EXERCISE PROMPT: Write out every line below that includes the word "Panel".

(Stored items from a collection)
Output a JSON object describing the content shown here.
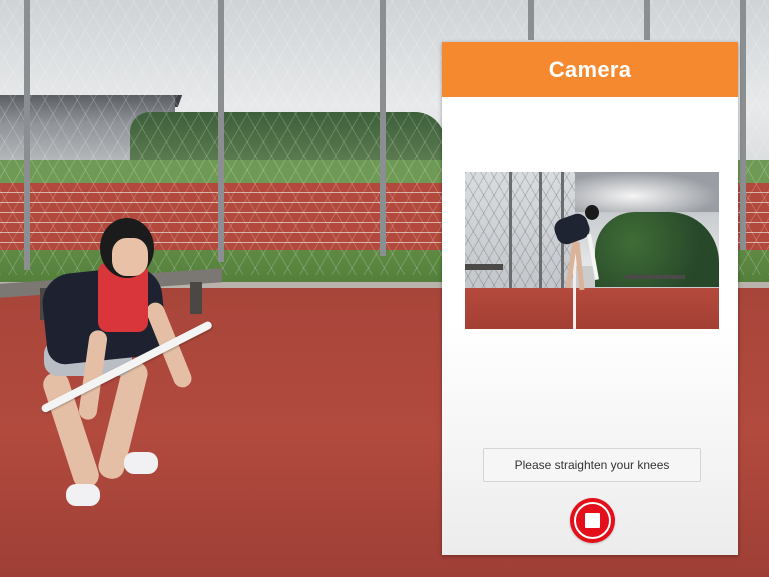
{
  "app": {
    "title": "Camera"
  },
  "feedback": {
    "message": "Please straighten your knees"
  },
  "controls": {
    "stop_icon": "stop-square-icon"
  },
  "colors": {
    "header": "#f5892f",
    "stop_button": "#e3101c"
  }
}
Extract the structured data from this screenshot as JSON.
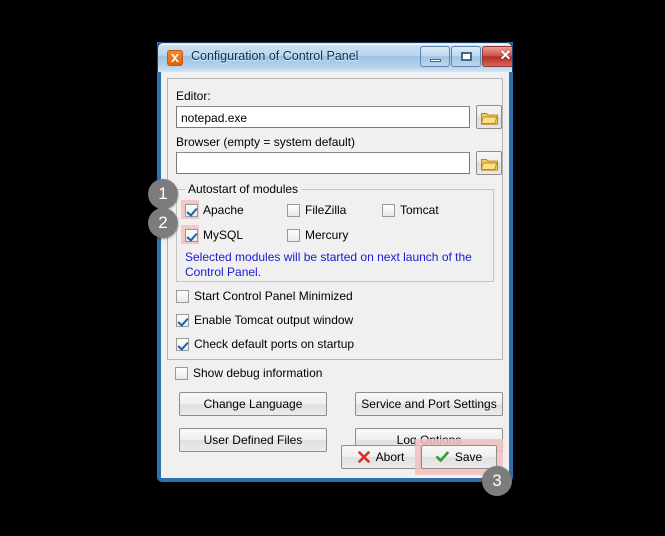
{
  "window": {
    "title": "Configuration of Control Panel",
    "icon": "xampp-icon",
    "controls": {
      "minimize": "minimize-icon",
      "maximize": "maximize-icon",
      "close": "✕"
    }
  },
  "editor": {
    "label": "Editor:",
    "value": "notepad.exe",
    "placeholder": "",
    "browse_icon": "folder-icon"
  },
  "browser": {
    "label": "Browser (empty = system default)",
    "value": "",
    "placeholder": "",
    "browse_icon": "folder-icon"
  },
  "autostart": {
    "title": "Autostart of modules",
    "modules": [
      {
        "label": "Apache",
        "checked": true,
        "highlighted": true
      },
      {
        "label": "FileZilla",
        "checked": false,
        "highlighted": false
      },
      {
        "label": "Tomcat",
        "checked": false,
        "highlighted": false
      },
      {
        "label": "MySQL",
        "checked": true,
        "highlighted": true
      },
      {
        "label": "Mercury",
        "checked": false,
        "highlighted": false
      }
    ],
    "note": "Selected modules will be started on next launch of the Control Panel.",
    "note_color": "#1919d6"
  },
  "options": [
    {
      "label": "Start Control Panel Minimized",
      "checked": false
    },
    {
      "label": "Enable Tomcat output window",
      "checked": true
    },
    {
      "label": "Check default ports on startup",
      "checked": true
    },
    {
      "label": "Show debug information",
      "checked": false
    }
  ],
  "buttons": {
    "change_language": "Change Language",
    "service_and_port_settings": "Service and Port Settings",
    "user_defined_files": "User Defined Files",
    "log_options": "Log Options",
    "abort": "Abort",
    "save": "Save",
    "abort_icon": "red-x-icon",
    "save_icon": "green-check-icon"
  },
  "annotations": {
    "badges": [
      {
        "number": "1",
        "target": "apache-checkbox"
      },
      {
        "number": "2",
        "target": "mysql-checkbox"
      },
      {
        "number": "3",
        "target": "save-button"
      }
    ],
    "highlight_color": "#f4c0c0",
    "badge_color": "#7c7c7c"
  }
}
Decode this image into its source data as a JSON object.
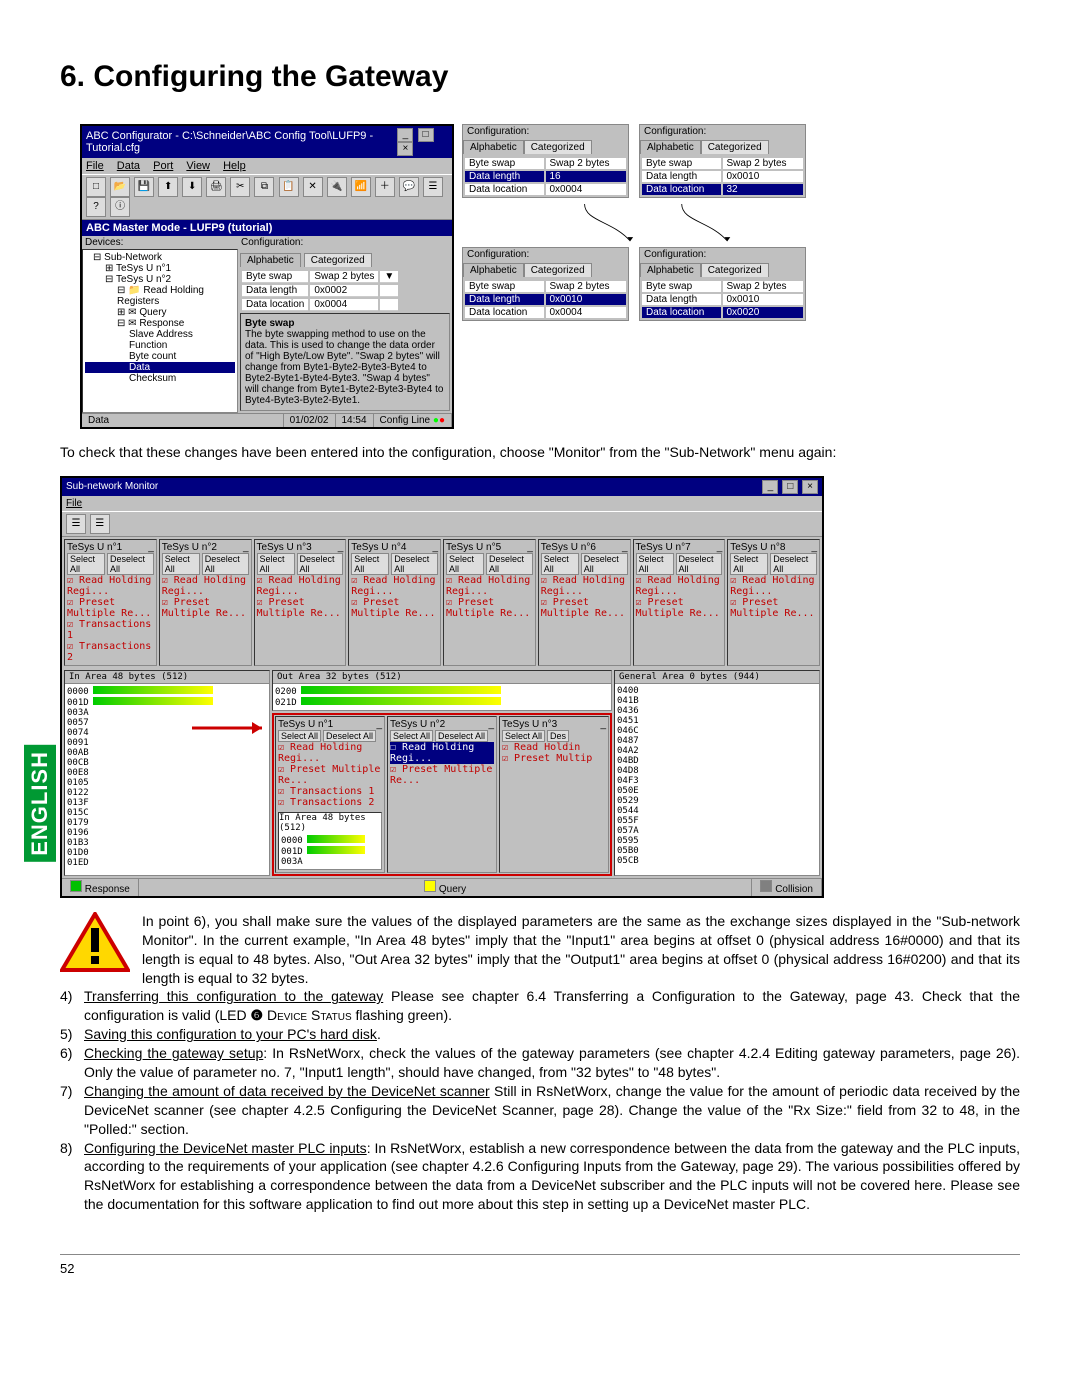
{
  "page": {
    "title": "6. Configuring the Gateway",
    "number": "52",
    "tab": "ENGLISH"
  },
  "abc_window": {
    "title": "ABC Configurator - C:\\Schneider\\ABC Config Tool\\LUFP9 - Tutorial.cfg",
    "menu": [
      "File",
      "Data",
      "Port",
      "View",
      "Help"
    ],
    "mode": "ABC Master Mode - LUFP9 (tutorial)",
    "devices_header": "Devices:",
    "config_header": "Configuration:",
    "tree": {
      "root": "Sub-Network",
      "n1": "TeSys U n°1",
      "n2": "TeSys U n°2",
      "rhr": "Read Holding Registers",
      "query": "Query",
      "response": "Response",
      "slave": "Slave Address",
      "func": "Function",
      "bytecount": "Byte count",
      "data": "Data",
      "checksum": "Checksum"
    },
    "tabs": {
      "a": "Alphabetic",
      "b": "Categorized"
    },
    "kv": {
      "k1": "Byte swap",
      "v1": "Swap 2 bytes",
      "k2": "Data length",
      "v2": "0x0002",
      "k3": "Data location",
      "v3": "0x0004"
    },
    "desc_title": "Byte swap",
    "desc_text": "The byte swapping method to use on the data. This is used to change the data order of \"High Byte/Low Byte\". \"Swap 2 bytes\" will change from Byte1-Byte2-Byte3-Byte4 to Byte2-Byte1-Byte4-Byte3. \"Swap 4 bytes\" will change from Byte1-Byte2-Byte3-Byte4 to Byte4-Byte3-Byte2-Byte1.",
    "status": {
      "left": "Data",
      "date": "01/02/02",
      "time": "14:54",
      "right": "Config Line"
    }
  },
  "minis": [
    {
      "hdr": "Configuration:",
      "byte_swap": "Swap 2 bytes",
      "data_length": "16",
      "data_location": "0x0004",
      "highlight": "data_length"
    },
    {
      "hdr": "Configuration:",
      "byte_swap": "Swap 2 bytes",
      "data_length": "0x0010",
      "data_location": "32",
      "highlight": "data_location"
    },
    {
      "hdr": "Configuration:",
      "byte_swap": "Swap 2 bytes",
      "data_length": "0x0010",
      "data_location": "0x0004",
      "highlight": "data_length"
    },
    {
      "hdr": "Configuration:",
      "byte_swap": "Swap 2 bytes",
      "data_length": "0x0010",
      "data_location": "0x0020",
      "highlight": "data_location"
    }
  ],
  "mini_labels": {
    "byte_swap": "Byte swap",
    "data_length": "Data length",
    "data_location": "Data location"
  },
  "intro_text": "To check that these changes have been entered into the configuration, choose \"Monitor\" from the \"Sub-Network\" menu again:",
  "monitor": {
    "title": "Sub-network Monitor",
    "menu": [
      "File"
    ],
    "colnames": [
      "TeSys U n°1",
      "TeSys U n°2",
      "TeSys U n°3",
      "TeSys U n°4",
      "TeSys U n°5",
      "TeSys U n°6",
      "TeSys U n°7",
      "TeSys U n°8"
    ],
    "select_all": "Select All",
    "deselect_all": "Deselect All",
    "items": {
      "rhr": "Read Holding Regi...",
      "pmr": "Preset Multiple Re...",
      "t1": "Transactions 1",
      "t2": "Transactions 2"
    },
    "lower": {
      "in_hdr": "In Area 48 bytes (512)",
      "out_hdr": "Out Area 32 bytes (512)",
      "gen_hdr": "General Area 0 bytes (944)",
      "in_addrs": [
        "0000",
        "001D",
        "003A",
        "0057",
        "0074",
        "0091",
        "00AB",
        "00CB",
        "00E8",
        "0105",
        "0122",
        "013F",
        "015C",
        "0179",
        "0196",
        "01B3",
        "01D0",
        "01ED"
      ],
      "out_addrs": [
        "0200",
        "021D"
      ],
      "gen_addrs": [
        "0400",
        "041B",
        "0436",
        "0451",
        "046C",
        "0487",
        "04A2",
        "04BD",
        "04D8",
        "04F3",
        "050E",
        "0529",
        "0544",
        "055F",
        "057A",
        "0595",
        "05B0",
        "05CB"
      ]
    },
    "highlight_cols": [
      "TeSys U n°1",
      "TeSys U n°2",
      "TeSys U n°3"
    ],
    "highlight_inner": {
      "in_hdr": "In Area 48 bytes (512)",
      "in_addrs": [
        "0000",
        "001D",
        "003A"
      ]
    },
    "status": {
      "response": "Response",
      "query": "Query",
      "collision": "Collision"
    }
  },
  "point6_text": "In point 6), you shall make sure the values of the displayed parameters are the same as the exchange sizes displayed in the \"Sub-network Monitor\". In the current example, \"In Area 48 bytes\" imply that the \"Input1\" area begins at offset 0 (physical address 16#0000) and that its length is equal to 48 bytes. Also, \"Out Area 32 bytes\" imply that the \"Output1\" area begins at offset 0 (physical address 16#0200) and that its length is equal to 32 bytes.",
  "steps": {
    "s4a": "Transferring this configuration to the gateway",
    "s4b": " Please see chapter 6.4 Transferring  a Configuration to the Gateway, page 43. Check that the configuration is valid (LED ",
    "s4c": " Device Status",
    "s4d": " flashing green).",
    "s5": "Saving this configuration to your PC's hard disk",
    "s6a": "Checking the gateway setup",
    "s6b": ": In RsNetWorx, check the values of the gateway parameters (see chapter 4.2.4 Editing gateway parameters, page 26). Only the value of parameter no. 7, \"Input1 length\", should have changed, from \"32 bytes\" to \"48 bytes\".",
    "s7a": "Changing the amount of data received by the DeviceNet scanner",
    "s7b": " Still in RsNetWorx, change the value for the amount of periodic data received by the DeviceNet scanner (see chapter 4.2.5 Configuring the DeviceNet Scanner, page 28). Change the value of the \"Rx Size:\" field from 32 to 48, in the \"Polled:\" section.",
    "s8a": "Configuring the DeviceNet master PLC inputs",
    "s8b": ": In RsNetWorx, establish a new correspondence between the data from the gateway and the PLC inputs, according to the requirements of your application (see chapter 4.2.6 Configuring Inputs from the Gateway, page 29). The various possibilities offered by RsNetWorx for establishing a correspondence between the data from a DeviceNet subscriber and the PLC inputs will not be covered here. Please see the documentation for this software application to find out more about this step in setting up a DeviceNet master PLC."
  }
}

RESPONSE:
    "title": "Configuration of Control Panel",
    "note": "Selected modules will be started on next launch of the Control Panel.",
      "label": "Start Control Panel Minimized",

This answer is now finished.